  • @JessMac42, ChrisL is correct. The modem you are currently using is only rated for 150 down and has only 8 downstream channels. You will want a modem that has at least 16 downstream channels to receive the higher speeds consistently. You can find our approved modem list here: -Allan, Cox Support Forums Moderator
    • pkendo's avatar
      New Contributor II

      I have a CM 1100 DOCSIS 3.1 it’s not 9 months old. I have 6 neighbors with internet issues. This whole forum has people who are upset with current speeds! We LOVE Your service up until this week! Why can’t Cox be honest and say either  1) We know there’s a problem and we don’t know what’s going on. 2) We hear you and we will send out people to check our lines. Either way, we are saying there’s a problem, we are saying we LOVE COX; but there’s a speed issue right now. It’s NOT everyone’s modems! Unless an electrical pulse was sent and shorted out the entire western seaboard? So please send this up the chain of command and have someone figure out how, ALL OF A SUDDEN; happy customers have started shouting from the rooftops! PLEASE!

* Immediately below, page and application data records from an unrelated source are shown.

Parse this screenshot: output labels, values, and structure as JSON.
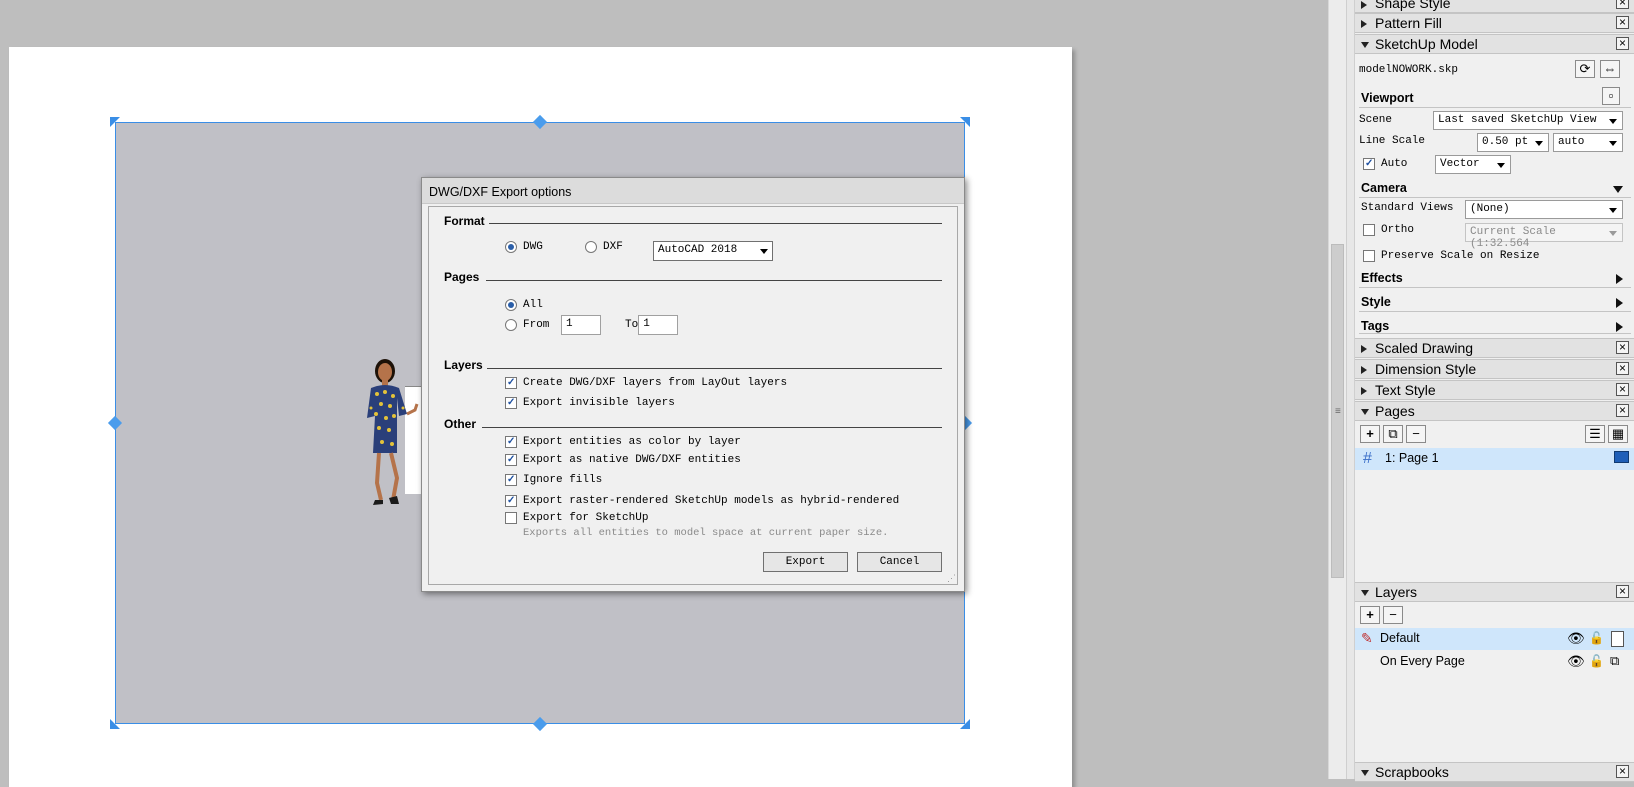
{
  "dialog": {
    "title": "DWG/DXF Export options",
    "format": {
      "heading": "Format",
      "dwg_label": "DWG",
      "dxf_label": "DXF",
      "version_value": "AutoCAD 2018"
    },
    "pages": {
      "heading": "Pages",
      "all_label": "All",
      "from_label": "From",
      "from_value": "1",
      "to_label": "To",
      "to_value": "1"
    },
    "layers": {
      "heading": "Layers",
      "create_layers_label": "Create DWG/DXF layers from LayOut layers",
      "export_invisible_label": "Export invisible layers"
    },
    "other": {
      "heading": "Other",
      "color_by_layer_label": "Export entities as color by layer",
      "native_entities_label": "Export as native DWG/DXF entities",
      "ignore_fills_label": "Ignore fills",
      "hybrid_label": "Export raster-rendered SketchUp models as hybrid-rendered",
      "for_sketchup_label": "Export for SketchUp",
      "for_sketchup_hint": "Exports all entities to model space at current paper size."
    },
    "export_button": "Export",
    "cancel_button": "Cancel"
  },
  "panel": {
    "shape_style": "Shape Style",
    "pattern_fill": "Pattern Fill",
    "sketchup_model": "SketchUp Model",
    "model_file": "modelNOWORK.skp",
    "viewport_heading": "Viewport",
    "scene_label": "Scene",
    "scene_value": "Last saved SketchUp View",
    "line_scale_label": "Line Scale",
    "line_scale_value": "0.50 pt",
    "line_scale_mode": "auto",
    "auto_label": "Auto",
    "render_value": "Vector",
    "camera_heading": "Camera",
    "standard_views_label": "Standard Views",
    "standard_views_value": "(None)",
    "ortho_label": "Ortho",
    "ortho_value": "Current Scale (1:32.564",
    "preserve_scale_label": "Preserve Scale on Resize",
    "effects_heading": "Effects",
    "style_heading": "Style",
    "tags_heading": "Tags",
    "scaled_drawing": "Scaled Drawing",
    "dimension_style": "Dimension Style",
    "text_style": "Text Style",
    "pages": "Pages",
    "page_item": "1:  Page 1",
    "layers": "Layers",
    "layer_default": "Default",
    "layer_every_page": "On Every Page",
    "scrapbooks": "Scrapbooks",
    "icons": {
      "add": "+",
      "remove": "−",
      "close": "×"
    }
  }
}
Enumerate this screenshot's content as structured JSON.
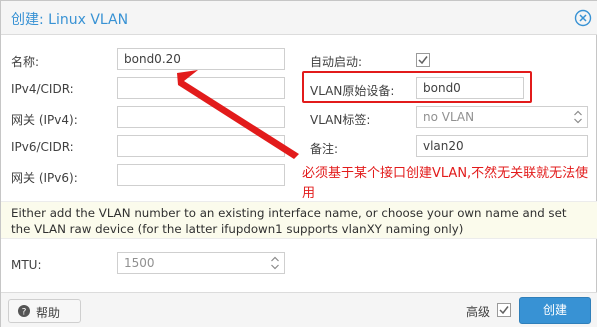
{
  "dialog": {
    "title": "创建: Linux VLAN"
  },
  "form": {
    "name_label": "名称:",
    "name_value": "bond0.20",
    "ipv4_label": "IPv4/CIDR:",
    "ipv4_value": "",
    "gw4_label": "网关 (IPv4):",
    "gw4_value": "",
    "ipv6_label": "IPv6/CIDR:",
    "ipv6_value": "",
    "gw6_label": "网关 (IPv6):",
    "gw6_value": "",
    "autostart_label": "自动启动:",
    "autostart_checked": true,
    "raw_device_label": "VLAN原始设备:",
    "raw_device_value": "bond0",
    "vlan_tag_label": "VLAN标签:",
    "vlan_tag_value": "no VLAN",
    "comment_label": "备注:",
    "comment_value": "vlan20",
    "mtu_label": "MTU:",
    "mtu_value": "1500"
  },
  "annotation": {
    "text": "必须基于某个接口创建VLAN,不然无关联就无法使用",
    "color": "#e21b1b"
  },
  "hint": {
    "text": "Either add the VLAN number to an existing interface name, or choose your own name and set the VLAN raw device (for the latter ifupdown1 supports vlanXY naming only)"
  },
  "footer": {
    "help_label": "帮助",
    "advanced_label": "高级",
    "advanced_checked": true,
    "create_label": "创建"
  },
  "colors": {
    "accent": "#3892d4",
    "annotation_red": "#e21b1b",
    "hint_bg": "#fbfbec"
  },
  "icons": {
    "close": "close-circle-icon",
    "help": "question-circle-icon",
    "checkbox": "checkmark-icon",
    "stepper": "spinner-arrows-icon"
  }
}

    • JessMac42's avatar
      New Contributor II

      This doesn't make sense. I have had the Netgear C6300BD for quite a while now (maybe a year or so) and was consistently getting 300 down prior to the issues I have experienced in the last two months. Why would that all of the sudden change two months ago? Netgear's own datasheet on the 8x4 is that it supports up to 340 Mbps. The only way this makes sense is that you are limiting 3.0 devices to force an upgrade to 3.1? 

      • Dave9's avatar
        Contributor III

        Cox is right in this case. For various reasons you never want to run a DOCSIS modem at more than about 50% of its maximum speed. So an 8x4 modem with an an absolute maximum of 340 Mbps is realistically good for up to 170 Mbps download speed. Maybe that modem slipped through the cracks before but you really do want at least a 16 channel modem for 300 Mbps download. Keeping up with the latest modem technology is always a good idea. Where the problem arises is when the support tech tries to blame a brand new top of the line modem for Cox network issues.